The song was the inspiration for the 1963 Twilight Zone episode "Ninety Years Without Slumbering". A popular clock toy, marketed by Fisher-Price from 1962 to 1968, had a dial on it that, when turned, caused the toy to play the song along with clock-like ticking and moving hands on the face of the clock. An updated version of the toy (which is completely made of plastic and with other activities like a clicking plastic mouse on the side) has been manufactured by Fisher-Price since 1994. Imitations of the toy made by various companies exist and are sold in various countries worldwide.

Frank Hayes recorded a parody version in which the grandfather's wish, expressed in his will, is to be buried in the clock. Unfortunately the clock is too large to fit through the door of the house, and equally unfortunately the grandfather's body gets stuck inside the clock and cannot be extricated; the song culminates with the dead grandfather standing in the clock, in the house's hallway, "making faces at us" and "ringing the blasted chimes/Ev'ry goddamned night".

An obscene parody, sung in various versions, is "My Grandfather's Cock" [1].

Lyrics[edit]

The City Green in Union Park of Middletown, Connecticut includes this bust of the author near his birthplace.

My grandfather's clock was too large for the shelf,
So it stood ninety years on the floor;
It was taller by half than the old man himself,
Though it weighed not a pennyweight more.
It was bought on the morn of the day that he was born,
And was always his treasure and pride;
But it stopp'd short — never to go again —
When the old man died.

Ninety years without slumbering
(tick, tock, tick, tock),
His life's seconds numbering,
(tick, tock, tick, tock),
It stopp'd short — never to go again —
When the old man died.
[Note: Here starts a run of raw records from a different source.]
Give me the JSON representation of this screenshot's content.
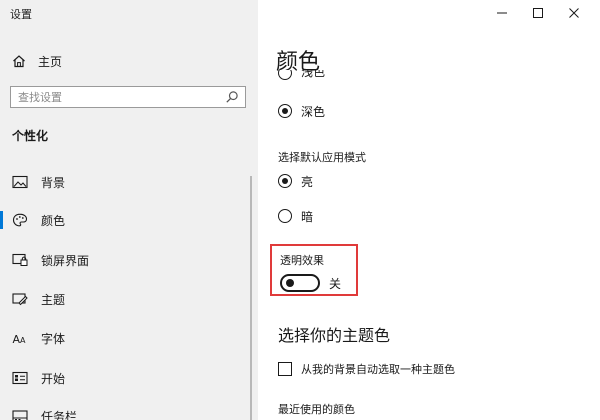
{
  "window": {
    "title": "设置",
    "controls": [
      "minimize",
      "maximize",
      "close"
    ]
  },
  "sidebar": {
    "home_label": "主页",
    "search": {
      "placeholder": "查找设置"
    },
    "section_title": "个性化",
    "items": [
      {
        "label": "背景",
        "icon": "picture-icon",
        "active": false
      },
      {
        "label": "颜色",
        "icon": "palette-icon",
        "active": true
      },
      {
        "label": "锁屏界面",
        "icon": "lock-screen-icon",
        "active": false
      },
      {
        "label": "主题",
        "icon": "theme-icon",
        "active": false
      },
      {
        "label": "字体",
        "icon": "font-icon",
        "active": false
      },
      {
        "label": "开始",
        "icon": "start-icon",
        "active": false
      },
      {
        "label": "任务栏",
        "icon": "taskbar-icon",
        "active": false
      }
    ]
  },
  "main": {
    "title": "颜色",
    "windows_mode": {
      "options": [
        {
          "label": "浅色",
          "selected": false
        },
        {
          "label": "深色",
          "selected": true
        }
      ]
    },
    "app_mode": {
      "label": "选择默认应用模式",
      "options": [
        {
          "label": "亮",
          "selected": true
        },
        {
          "label": "暗",
          "selected": false
        }
      ]
    },
    "transparency": {
      "label": "透明效果",
      "state_label": "关",
      "on": false
    },
    "accent_heading": "选择你的主题色",
    "auto_accent": {
      "label": "从我的背景自动选取一种主题色",
      "checked": false
    },
    "recent_colors_label": "最近使用的颜色"
  },
  "colors": {
    "sidebar_bg": "#f0f0f0",
    "accent": "#0078d7",
    "highlight_box": "#e03a3a"
  }
}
In watching its pendulum swing to and fro,
Many hours had he spent while a boy;
And in childhood and manhood the clock seemed to know
And to share both his grief and his joy.
For it struck twenty-four when he entered at the door,
With a blooming and beautiful bride;
But it stopped short — never to go again —
When the old man died.

Ninety years without slumbering
(tick, tock, tick, tock),
His life's seconds numbering,
(tick, tock, tick, tock),
It stopp'd short — never to go again —
When the old man died.
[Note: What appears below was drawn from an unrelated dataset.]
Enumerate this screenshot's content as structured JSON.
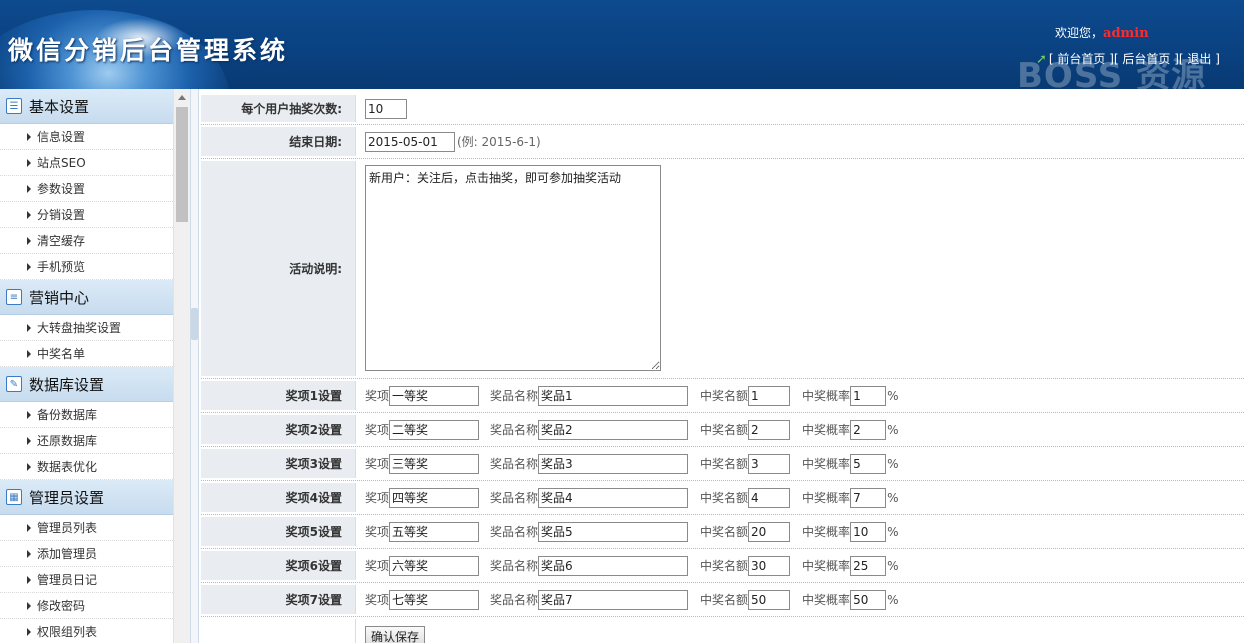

My grandfather said that of those he could hire,
Not a servant so faithful he found;
For it wasted no time, and had but one desire —
At the close of each week to be wound.
And it kept in its place — not a frown upon its face,
And its hands never hung by its side.
But it stopp'd short — never to go again —
When the old man died.

Ninety years without slumbering
(tick, tock, tick, tock),
His life's seconds numbering,
(tick, tock, tick, tock),
It stopp'd short — never to go again —
When the old man died.

It rang an alarm in the dead of the night —
An alarm that for years had been dumb;
And we knew that his spirit was pluming for flight —
That his hour of departure had come.
Still the clock kept the time, with a soft and muffled chime,
As we silently stood by his side;
But it stopp'd short — never to go again —
When the old man died.

Ninety years without slumbering
(tick, tock, tick, tock),
His life's seconds numbering,
(tick, tock, tick, tock),
It stopp'd short — never to go again —
When the old man died.[3][4]

References[edit]

  1. ^ "Oxford English Dictionary" (available online to subscribers, also in print). Retrieved 2009-04-19. "Grandfather's clock [suggested by a song which was popular about 1880], a furniture-dealer's name for the kind of weight-and-pendulum eight-day clock in a tall case, formerly in common use; also grandfather clock (now the usual name): [1876 H. C. WORK Grandfather's Clock, My grandfather's clock was too large for the shelf, So it stood ninety years on the floor.]" 
  2. ^ http://www.youtube.com/watch?v=FQA6SwM8g0M
  3. ^ Grandfather's clock / by Henry C. Work (New York: C. M. Cady, 1876). (From facsimile at http://memory.loc.gov/cgi-bin/ampage?collId=sm1870&fileName=sm/sm1876/01800/01869/mussm01869.db&recNum=1&itemLink=D?mussm:2:./temp/~ammem_e78F::&linkText=0 downloaded 5 May 2012)
  4. ^ "History of the Grandfather Clock". The Clock Depot. Retrieved June 29, 2012. 

External links[edit]